The first half of Lipshitz Six made me cry, and the second half made me feel foolish for my earlier emotion. What is the real T Cooper trying to tell us? That fiction is easy and life is difficult? Well, of course. That’s not enough. Cooper has written a book about the horror of loss and the impact of terror, but by making T (fictional) disown his own novel, Cooper (actual) sets up her reader to feel like an ass for liking the earlier work. I will be a nice girl and say I don’t think she meant to do it. But what if she did? If she did, it’s a betrayal of the contract of fiction in the same way that Eminem is a betrayal of the contract of hip-hop -- or at least to those of us who have certain ideas about what books and hip-hop are supposed to give us. They’re not cartoons, but the real blood and guts of the world reduced to two manageable dimensions. This is the gift of fiction: the Cossacks may destroy your house, but seventy years later, you can still live to cook your grandson’s girlfriend latkes, and those two moments can exist in a space the size of a loaf of bread (to mix my starch metaphors). This might be more Fiddler on the Roof than Cooper – (real and fictional) would want. When my own grandmother took me to see that sappy show when I was a little girl, she wept throughout. “Why are you crying?” I asked her. “Because that’s how it was, and it was so, so sad,” she said. Cooper (real and fictional) would have to agree: she was right.

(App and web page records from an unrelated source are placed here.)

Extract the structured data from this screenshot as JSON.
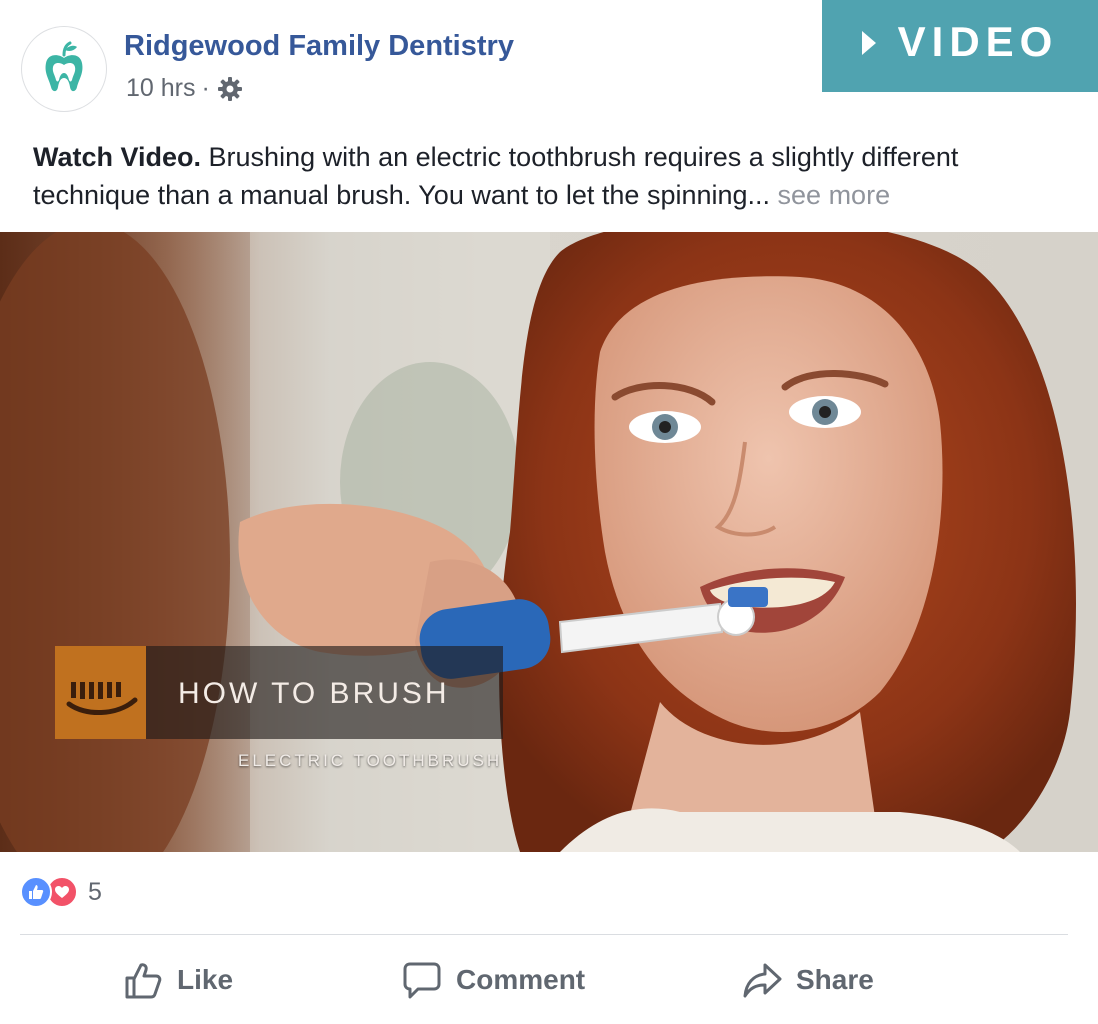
{
  "header": {
    "page_name": "Ridgewood Family Dentistry",
    "time": "10 hrs",
    "separator": "·",
    "avatar_icon": "tooth-apple-logo",
    "privacy_icon": "gear-icon",
    "brand_color": "#365899"
  },
  "badge": {
    "label": "VIDEO",
    "icon": "play-triangle-icon",
    "color": "#50a3b0"
  },
  "post": {
    "lead": "Watch Video.",
    "body": " Brushing with an electric toothbrush requires a slightly different technique than a manual brush. You want to let the spinning... ",
    "see_more": "see more"
  },
  "video": {
    "overlay_title": "HOW TO BRUSH",
    "overlay_subtitle": "ELECTRIC TOOTHBRUSH",
    "overlay_icon": "toothbrush-icon",
    "overlay_accent": "#c0711f"
  },
  "reactions": {
    "types": [
      "like",
      "love"
    ],
    "count": "5"
  },
  "actions": {
    "like": "Like",
    "comment": "Comment",
    "share": "Share"
  }
}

Drawing of T Cooper by Vinay Ganapathy (from t-cooper.com)

Elizabeth Isadora Gold's work has appeared in Tin House, Philadelphia Magazine, Bust, and the Forward. Her memoir, PHILLY SOUL, is about her Rhythm & Blues childhood. Currently, Elizabeth is working on her first novel.